These links are recommended reading for understanding the history and nature of patches and how they can be used with Mercurial.
The standard patch format cannot describe binary files, renames, copies, or permission changes. If your patch needs to record any of those things, you will need to enable git patches via:
Mercurial 1.5 improves its behavior in this regard. It will warn you when git diffs are required, or sometimes upgrade to the git format automatically. See also the diff section of the hgrc documentation.
Mercurial’s patch routines do not deal well with mixed EOLN between source files and patches. The patch.eol setting was introduced in 1.3 to improve this situation:
[patch] eol = auto #strict, lf, or crlf
When eol is set to auto, the patching engine will preserve the line endings of the patched file regardless of the line endings in the patch itself. You almost always want eol to be configured to auto. The only downside is that you cannot make a patch that changes the line endings of a source file.
See also the patch section of the hgrc documentation.
Applying a patch is not a foolproof operation. If the source file has diverged from the file that was used to create the patch, there may be conflicts during the patch application. These are written to a file with an .rej extension. TortoiseHg 2.0 includes a thg rejects command that can aid in the merging of the rejected chunks into the source file.
To export a changeset as a patch file, use the changeset context menu of the Workbench to select Export ‣ Export Patch. It writes the changeset to a file in the repository root folder.
Select the start and end of a range of changesets in the Workbench and open the special revision range context menu. From this menu you can generate patches, generate a bundle, send emails, or visually diff the accumulated changes.
This is a very powerful feature and there is no restriction on the base and target changesets you can select.
To send a changeset as an email, use the changeset context menu of the Workbench. Export ‣ Email Patch. This opens the e-mail dialog for this single changeset.
To send a changeset range, use the changeset range selection feature of the Workbench and select Email selected... or Email DAG range....
Lastly, you can use the Email button on the sync tab of the Workbench to email all outgoing changes to the selected remote repository.
You must configure SMTP to send patches via email
The import dialog can be opened from the Repository menu of the Workbench, or via thg import. The dialog supports file and directory drag and drop.
You have the choice of importing directly into the repository, the working folder, a shelf file, or your patch queue.
Importing a patch requires a clean working directory state. You must commit, revert, or shelve changes before importing a patch.
If a patch does not import itself cleanly into the repository, the recommended recourse is to import the patch into your patch queue (qimport) and then qpush the patch. This uses TortoiseHg patch rejection dialog and preserves the meta-data in the patch header. Do not forget to qrefresh after resolving the rejected chunks.
If the patch you are importing does not have a commit message, Mercurial will try to launch your editor, just as if you had tried to import the patch from the command line. Your ui.editor needs to be a GUI app to make this work correctly.

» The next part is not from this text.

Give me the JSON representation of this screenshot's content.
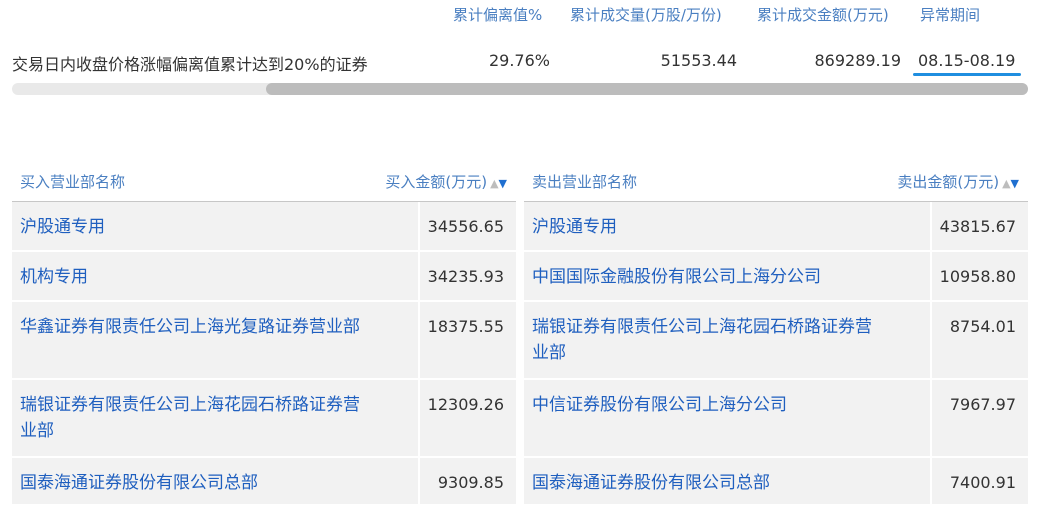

When MQ is enabled, several Workbench features are exposed. Context menu options are exposed in the changeset menus, your patch queue is graphed together with your repository’s history, and a Patch Queue task tab is activated.
The Patch Queue task tab is also available as thg mq from the command line. Most MQ features are available from the Patch Queue task tab, though a few features (qimport -r/qfinish) are only supported via revision graph context menus. Much functionality is supported in both places.
Double clicking on an unapplied patch, an applied patch other than the current qtip, or the qparent triggers a qgoto command; making the double clicked revision the current patch. Double clicking on any other revision will trigger a visual diff of that revision.
In previous releases, the commit tool was a central feature in MQ use. In TortoiseHg 2.0, the commit tool is almost completely unaware of MQ. It only knows to not allow commits if the current working parent is an applied patch. Instead, MQ functionality has been focused into the Workbench, Patch Queue task tab, and the shelve tool.
The Workbench must be restarted after enabling or disabling the MQ extension in a repository. This is true of most extensions.
It is recommended to learn the MQ extension before using the MQ features of the Workbench.
As explained previously, patches are not guaranteed to apply cleanly to their intended source files. Prior to TortoiseHg 2.0, the only recourse available when patch chunks were rejected was to open the source file and the rejects file in an editor and manually fixup the rejected chunks.
TortoiseHg 2.0 introduces a dialog that makes this a little bit easier. If the shelve tool detects chunk rejections, it offers to open the rejected chunks in the rejects editor. The MQ tool also does this for qpush commands.
The rejects editor is very basic. Your source file is opened in a QScintilla2 window for edit. Below the source file is the list of chunks that failed to apply to this file. When you click on a chunk in the list the editor jumps to the line where the chunk context was supposed to match. It is up to you to figure out why the chunk did not apply and to resolve it (perhaps even by ignoring the chunk). The resolved/unresolved states are for your own book keeping, so you know when all of the chunks have been dealt with. Once you have marked all of the chunks resolved, the Save button will become sensitive.